An otherwise ordinary evening was followed by tragedy and heroism in the early morning hours of April 11, 1877. The elegant Italianate style six story Southern Hotel, almost a football field in length faced Walnut St. in downtown St. Louis. At about twenty minutes after one in the morning, a fire was discovered in the basement. Notification of the fire department was delayed by upwards of ten minutes due to a lost key to the fire alarm box, allowing the fire to spread to the upper floors via vertical shafts.
The first alarm brought six engine and two truck companies for the fire which ultimately would go to three alarms and requirel the response of every piece of apparatus in the city. The first arriving ladder company, a “Skinner Escape Truck,” was led by Foreman Phelim O’Toole. O’Toole was an Irish immigrant who was hired by the St. Louis Fire Department at the age of 18, about ten years before that night.

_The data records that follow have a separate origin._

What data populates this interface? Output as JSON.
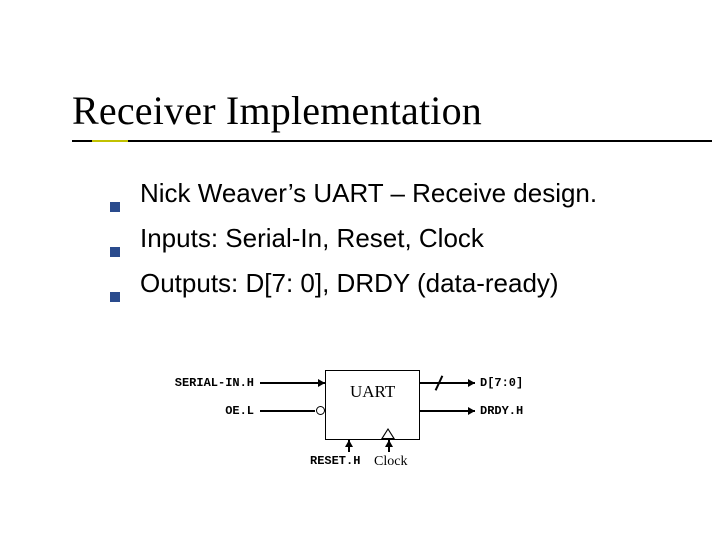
{
  "title": "Receiver Implementation",
  "bullets": [
    "Nick Weaver’s UART – Receive design.",
    "Inputs: Serial-In, Reset, Clock",
    "Outputs: D[7: 0], DRDY (data-ready)"
  ],
  "diagram": {
    "block_label": "UART",
    "serial_in": "SERIAL-IN.H",
    "oe": "OE.L",
    "d_out": "D[7:0]",
    "drdy": "DRDY.H",
    "reset": "RESET.H",
    "clock": "Clock"
  }
}
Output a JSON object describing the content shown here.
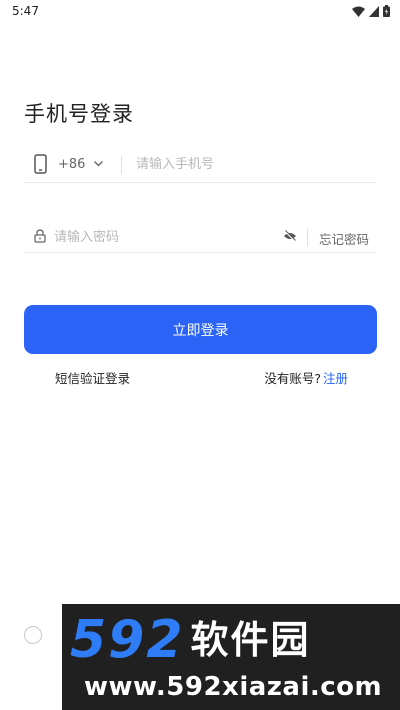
{
  "status_bar": {
    "time": "5:47"
  },
  "login": {
    "title": "手机号登录",
    "country_code": "+86",
    "phone_placeholder": "请输入手机号",
    "password_placeholder": "请输入密码",
    "forgot_password": "忘记密码",
    "login_button": "立即登录",
    "sms_login": "短信验证登录",
    "no_account": "没有账号?",
    "register": "注册"
  },
  "watermark": {
    "numbers": "592",
    "site_name": "软件园",
    "url": "www.592xiazai.com"
  },
  "colors": {
    "accent": "#2a63f5",
    "watermark_bg": "#202020",
    "watermark_blue": "#2f7df6"
  },
  "icons": [
    "wifi-icon",
    "signal-icon",
    "battery-icon",
    "phone-icon",
    "chevron-down-icon",
    "lock-icon",
    "eye-off-icon"
  ]
}
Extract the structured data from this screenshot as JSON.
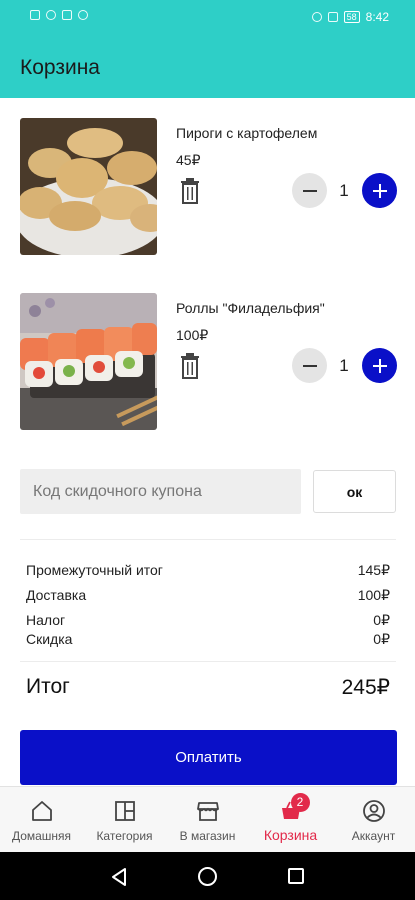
{
  "status": {
    "time": "8:42",
    "battery": "58"
  },
  "header": {
    "title": "Корзина"
  },
  "cart": {
    "items": [
      {
        "name": "Пироги с картофелем",
        "price": "45₽",
        "qty": "1"
      },
      {
        "name": "Роллы \"Филадельфия\"",
        "price": "100₽",
        "qty": "1"
      }
    ]
  },
  "coupon": {
    "placeholder": "Код скидочного купона",
    "button": "ок"
  },
  "summary": {
    "subtotal_label": "Промежуточный итог",
    "subtotal_value": "145₽",
    "delivery_label": "Доставка",
    "delivery_value": "100₽",
    "tax_label": "Налог",
    "tax_value": "0₽",
    "discount_label": "Скидка",
    "discount_value": "0₽",
    "total_label": "Итог",
    "total_value": "245₽"
  },
  "pay": {
    "label": "Оплатить"
  },
  "nav": {
    "items": [
      {
        "label": "Домашняя",
        "icon": "home-icon"
      },
      {
        "label": "Категория",
        "icon": "category-icon"
      },
      {
        "label": "В магазин",
        "icon": "store-icon"
      },
      {
        "label": "Корзина",
        "icon": "basket-icon",
        "badge": "2"
      },
      {
        "label": "Аккаунт",
        "icon": "account-icon"
      }
    ]
  },
  "colors": {
    "accent": "#2ecfc7",
    "primary": "#0a10c8",
    "active": "#e22a4a"
  }
}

Upon arrival, O’Toole noted fire on the upper floors and almost a dozen occupants yelling from windows. Positioning the truck was difficult due to obstructions, but when in the best position possible, they extended the ladder and O’Toole began to climb. Fully extended, Phelim found himself five feet short of the 6th floor window sill.

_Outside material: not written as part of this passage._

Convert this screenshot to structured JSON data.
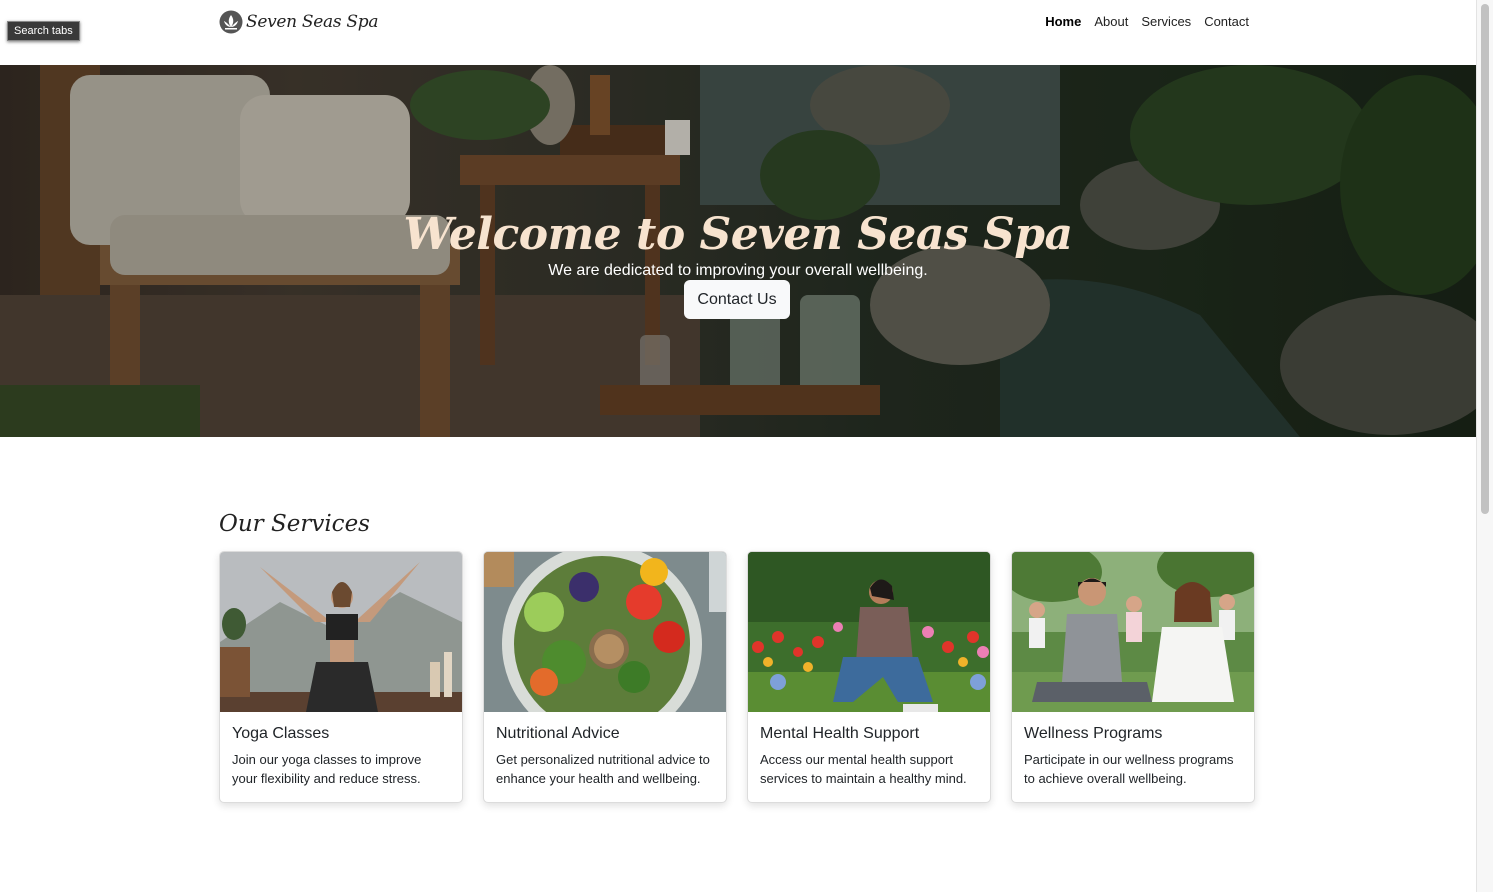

Accounts vary some, but by most, O’Toole had the occupants tie bed sheets together as a rope, securing their end to a bedframe, and then lower the other end from the window. He swung out on a rope from the ladder tip to the dangling bed sheets, and climbed to the upper window sill, and began to lower the victims to firefighters on the waiting ladder. Moving from window to window, he is credited with saving over a dozen people. Conditions continued to deteriorate, but the last reachable victim was removed just before the building collapsed, taking twenty one remaining occupants with it.
It was following the Southern Hotel fire that the Pompier Corps of the St. Louis Fire Department was developed. Pompier Corps

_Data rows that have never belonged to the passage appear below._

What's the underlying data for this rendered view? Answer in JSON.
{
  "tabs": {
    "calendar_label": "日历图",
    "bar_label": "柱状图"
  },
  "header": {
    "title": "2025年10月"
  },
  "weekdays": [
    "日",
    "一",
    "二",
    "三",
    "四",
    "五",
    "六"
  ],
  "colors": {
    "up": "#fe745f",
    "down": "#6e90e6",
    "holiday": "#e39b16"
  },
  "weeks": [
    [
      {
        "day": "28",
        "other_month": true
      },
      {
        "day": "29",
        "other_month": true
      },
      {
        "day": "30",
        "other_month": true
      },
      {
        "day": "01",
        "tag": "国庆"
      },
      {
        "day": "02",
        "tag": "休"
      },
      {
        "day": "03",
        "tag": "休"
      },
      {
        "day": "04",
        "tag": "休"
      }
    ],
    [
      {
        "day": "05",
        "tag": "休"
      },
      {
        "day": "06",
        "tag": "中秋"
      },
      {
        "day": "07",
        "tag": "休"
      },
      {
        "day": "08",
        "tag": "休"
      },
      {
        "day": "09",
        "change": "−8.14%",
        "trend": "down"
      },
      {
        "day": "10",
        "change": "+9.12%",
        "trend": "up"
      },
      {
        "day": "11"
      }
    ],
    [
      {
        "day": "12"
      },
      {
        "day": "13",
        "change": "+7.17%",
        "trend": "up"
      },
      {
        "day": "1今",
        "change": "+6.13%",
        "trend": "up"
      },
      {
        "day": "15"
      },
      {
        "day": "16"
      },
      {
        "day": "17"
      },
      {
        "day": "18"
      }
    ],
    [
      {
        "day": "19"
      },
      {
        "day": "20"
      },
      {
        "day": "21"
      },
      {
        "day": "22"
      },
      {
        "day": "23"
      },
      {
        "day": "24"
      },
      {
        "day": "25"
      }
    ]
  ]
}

O’Toole received a $500 award from the city, which he donated to assist orphans. This was a sizable sum when compared to his monthly salary of $75.00.
The Southern Hotel was not O’Toole’s last experience at the end of a rope. A serious fire erupted in the dome of the County Courthouse. Phelim climbed the dome with an axe, rope, and hoseline. After chopping through the roof, he tied off the rope and entered through the hole. Dangling from the rope, he attacked the fire with the handline.
Shortly after, on July 6, 1880, O’Toole died in the line of duty. It was not another dramatic scene, but a “routine” cellar fire in a vacant house. He entered the building with a hand held extinguisher, and when he began to operate it, the casing exploded, pieces tearing into his chest, fatally injuring him at 32 years of age.